Sylvan darkness: Blackwood
In Blackwood’s novella, “The Man Whom the Trees Loved,” precisely this same structural emergence of the subject takes place, albeit at a different scale. Although Blackwood almost always directs our attention expressly to the seething darkness of nature “out there” – consider, for example, the endless, earthly alien whispering of the willows in “The Willows” – his interest often turns to dissolving subjects whose very dissolution opens up the possibility for a heightened attunement to the natural world, or else whose interpenetration by inhuman agencies makes possible radically different forms of life or ways of being-in-the-world.
“The Man Whom the Trees Loved,” then, concerns the long, slow seduction and integration of the retired forester David Bitacky by the forest near which he retires. What this seduction largely entails remains ambiguous, although the main character of the story, David’s wife, documents the seduction with unsettlement, at first, and, eventually, horror at the darkly vital stationary green hurricane that the forest embodies. David spends more and more time in the depths of the forest alone – “a man, like a tree, walking.” Eventually, of course, the forest consumes David, and sylvan dread (borrowing the term from Richard Gavin) becomes a fierce, verdant joy. As Punter and Byron indicate, “the transcendence of human concerns that this implies is carefully balanced against his wife’s powerful sense of loss.” Blackwood concludes: “In the distance she heard the roaring of the Forest further out. Her husband’s voice was in it.”
On the one hand, the deep amoralism of Blackwood’s forest brings to mind Karen Blixen’s wry observation that: “I don’t believe in evil, I believe only in horror. In nature there is no evil, only an abundance of horror: the plagues and the blights and the ants and the maggots.” From Mrs. Bitacky’s perspective, at least, one might as well add forests to this list of horrors – revising Emerson’s famously “occult relation between man and vegetable.” On the other hand, we have very convincing arguments by Anthony Camara to the effect that Blackwood’s vision of “outer nature” does not “contain incomprehensible alien forces so much as it is dynamically constituted by the un-grounding operations of such forces.” This is precisely the point where we return to the figure of Schelling – the philosopher of Abgrund, the abyss, or Ungrund, the nonground that serves as the very ground of nature itself.
Toward a conclusion
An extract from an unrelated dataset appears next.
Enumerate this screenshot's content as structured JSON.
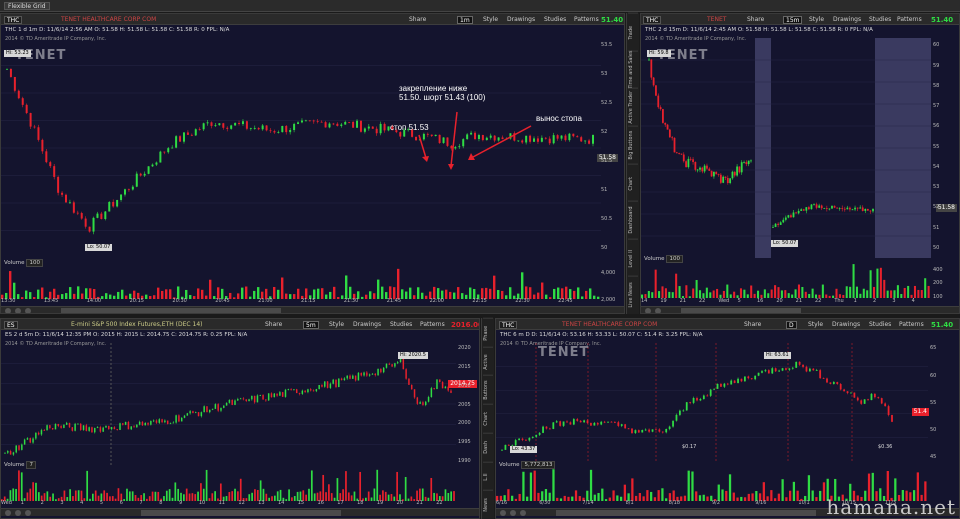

In conclusion, I want to suggest that considering the concept of creative darkness through the speculative lens these three figures provide together gives us access to a dimension of speculative political theory that we often overlook. Specifically, two central contentions animate the foregoing considerations. First, I want to suggest that the politics of ecological receptivity and transformation we need now are impossible without a new theory of the human subject. Second, I think we need to start looking at why this does not mean what we probably think it means – for by abstracting her out of the conditions of creative darkness she occupies, we fundamentally have lost touch or misunderstood what sort of creature a human subject is.